Over the course of recapping and reviewing Better Call Saul, I’ve had plenty of opportunity to talk about themes of corruption, of making choices, of doing what’s right versus doing what’s necessary. But with this week’s Bali Ha’i, we look at themes of authenticity, of fitting in, and of loyalty. Loyalty in particular is kind of a new conversation in the Better Call Saul universe.
When Kim gave Jimmy the coffee mug a couple of weeks ago, and then it didn’t fit into the cupholder of the Davis & Main-provided car, that was some pretty straightforward symbolism about whether or not Jimmy would fit in at his new firm. (Spoiler Alert: No.) This week’s episode, Bali Ha’i, ends with Jimmy taking a crowbar to the cupholder. So, metaphorically, we have to wonder if that’s going to work—if he can just force Davis & Main to play by his rules. With a dull-as-dishwater Sandpiper commercial airing, and Erin hovering over him with a checklist, that seems unlikely.
Sleep is a good metaphor for being at peace. Not really a metaphor—sometimes it’s literal—but Jimmy’s insomnia seems like more symbolism, or an extended motif about his frustrations.
I dictate notes into my phone while I watch Better Call Saul, and at one point, captured the following:
Golfing with the big bowl of balls. Playing basketball with the big ball of balls. Over the edge with the big bowl of balls. The big bowl of balls is bouncing down the stairs.
I’d have kept going, but Professor Spouse made me stop.
Jimmy is not at peace in his Davis & Main-provided condo, with his Davis & Main-provided big bowl of balls. He can sleep blissfully on the disgusting little fold-out in the back of the nail salon, and he’s just cautious enough to keep paying the rent for it. The shyster in the back of the nail salon is who he really is. That’s when I jotted down “it’s about authenticity”.
Meanwhile, Kim is in a pretty dark place, despite being out of the doghouse. She’s not even eager to unpack in her new-not-new office, to Howard’s surprise.
It seems to me that Kim isn’t answering Jimmy’s calls, but that she’s been quietly listening to him sing to her every morning. The complex feelings playing across her face are a joy to watch—Rhea Seehorn is absolutely amazing here, just sitting on the edge of her bed, amused, annoyed, delighted, hesitant, unhappy.

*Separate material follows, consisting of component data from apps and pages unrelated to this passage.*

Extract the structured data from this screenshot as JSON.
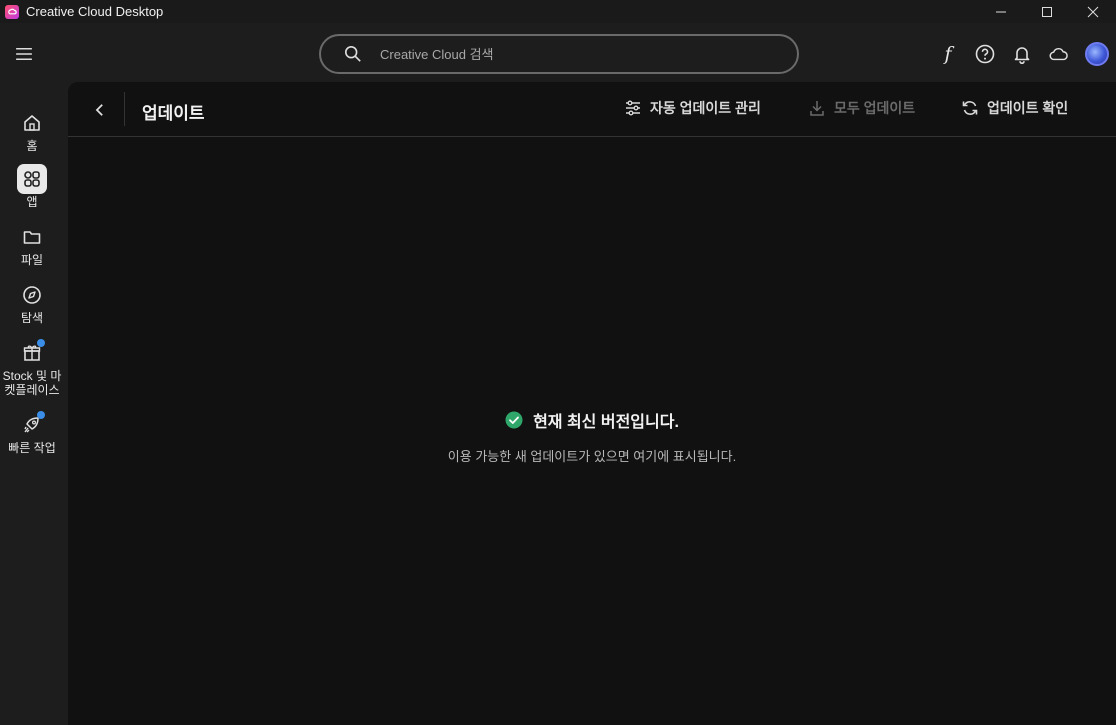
{
  "window": {
    "title": "Creative Cloud Desktop"
  },
  "search": {
    "placeholder": "Creative Cloud 검색"
  },
  "header_icons": [
    "fonts-icon",
    "help-icon",
    "bell-icon",
    "cloud-icon",
    "avatar"
  ],
  "nav": {
    "items": [
      {
        "label": "홈",
        "icon": "home-icon"
      },
      {
        "label": "앱",
        "icon": "apps-icon",
        "active": true
      },
      {
        "label": "파일",
        "icon": "folder-icon"
      },
      {
        "label": "탐색",
        "icon": "compass-icon"
      },
      {
        "label": "Stock 및 마켓플레이스",
        "icon": "store-icon",
        "badge": true
      },
      {
        "label": "빠른 작업",
        "icon": "rocket-icon",
        "badge": true
      }
    ]
  },
  "page": {
    "title": "업데이트",
    "actions": {
      "auto_update": "자동 업데이트 관리",
      "update_all": "모두 업데이트",
      "check_updates": "업데이트 확인"
    },
    "status": {
      "title": "현재 최신 버전입니다.",
      "subtitle": "이용 가능한 새 업데이트가 있으면 여기에 표시됩니다."
    }
  },
  "colors": {
    "accent_blue": "#3b8ee8",
    "success_green": "#2fa66a",
    "panel_bg": "#111111",
    "app_bg": "#1d1d1d"
  }
}
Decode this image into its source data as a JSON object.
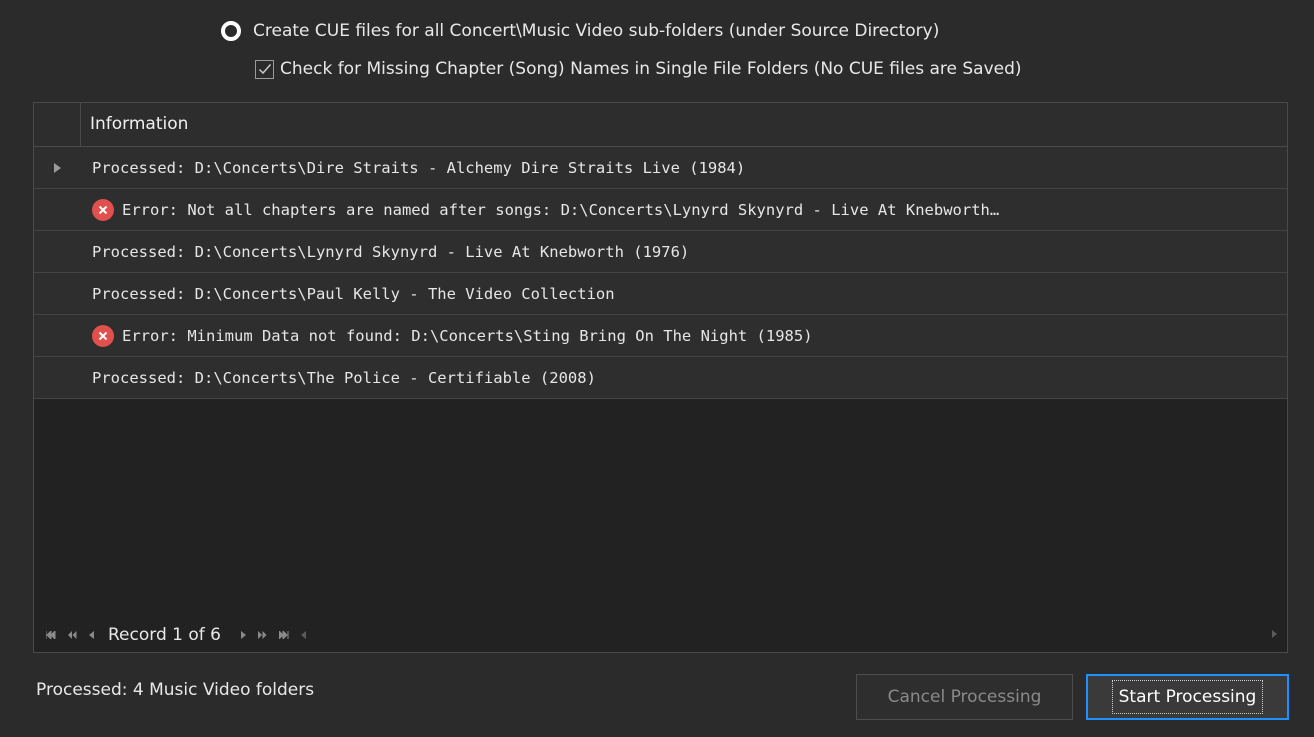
{
  "options": {
    "radio_label": "Create CUE files for all Concert\\Music Video sub-folders (under Source Directory)",
    "check_label": "Check for Missing Chapter (Song) Names in Single File Folders (No CUE files are Saved)"
  },
  "grid": {
    "column_header": "Information",
    "rows": [
      {
        "type": "info",
        "text": "Processed: D:\\Concerts\\Dire Straits - Alchemy Dire Straits Live (1984)"
      },
      {
        "type": "error",
        "text": "Error: Not all chapters are named after songs: D:\\Concerts\\Lynyrd Skynyrd - Live At Knebworth…"
      },
      {
        "type": "info",
        "text": "Processed: D:\\Concerts\\Lynyrd Skynyrd - Live At Knebworth (1976)"
      },
      {
        "type": "info",
        "text": "Processed: D:\\Concerts\\Paul Kelly - The Video Collection"
      },
      {
        "type": "error",
        "text": "Error: Minimum Data not found: D:\\Concerts\\Sting Bring On The Night (1985)"
      },
      {
        "type": "info",
        "text": "Processed: D:\\Concerts\\The Police - Certifiable (2008)"
      }
    ],
    "navigator_text": "Record 1 of 6"
  },
  "status": {
    "text": "Processed:  4 Music Video folders"
  },
  "buttons": {
    "cancel_label": "Cancel Processing",
    "start_label": "Start Processing"
  },
  "colors": {
    "background": "#2b2b2b",
    "error": "#e0504c",
    "accent": "#1e90ff"
  }
}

Later, we learn that she started in the mailroom at HHM, and eventually became an attorney there. It goes a long way towards explaining her affinity for Jimmy, and her belief in his journey. His success is hers, his journey is hers, and she wants him to win at it, to prove to herself that she can win. So, when she jumps into a con, she’s embracing his world, just as he embraces hers. But she doesn’t want to keep the money, because it’s not really her world.
Maybe “Giselle”’s little con is like a bride who has a one-night stand right before the wedding. Last chance to sow wild oats. Maybe it means she’s preparing herself to take Schweikart’s offer. It seems unlikely, since Patrick Fabian as Howard Hamlin is a regular cast member. On the other hand, Dennis Boutsikaris is such a distinctive presence that it seems unlikely he was cast as a throwaway character. (Although, how distinctive can he be when I invariably confuse him with Ron Silver?) (Ron Silver died in 2009, so I should definitely realize it’s not Ron Silver when I see Boutsikaris in anything new.)
We were just supposed to scare you, that’s all. –Thug
You try harder next time. –Mike
Is Mike authentic? He seems to walk a strange line. Yes, he’s grieving and guilt-ridden, and loyal above all to his daughter-in-law and granddaughter—largely as a result of that guilt, although his love for Kaylee is surely genuine. Yet, is he himself? He has a code to which he adheres, he tries to do right, he even gives Nacho back a hunk of money in the end. He’s smart and he uses his smarts to outwit self-styled tough guys. He’s also smart enough to recognize when a tough guy is the real deal, as when the murderous brothers from Breaking Bad appear. Their mere presence is enough for Mike to wake up and realize he cannot go up against a cartel boss single-handedly. But for all his welcome-mat tricks and his morality, he plays by his own rules, no one else’s—how well did that go over on the police force?
How you manage to live so long with a mouth like that?—“Tio” Salamanaca
After Mike pistol whips the thugs his hands tremble. Fear? Anger? Adrenaline? Who is he?
But about loyalty. Mike is loyal to Kaylee and to his code. Is Kim loyal to Howard and HHM? Is Jimmy loyal to Chuck? Finding a fit, and having that fit reflect your loyalties, is what troubles all of these characters.
And by the way, I rarely mention it, but the show is a visual feast. I’m including one more illustration, just to prove the point. Every shot is gorgeous.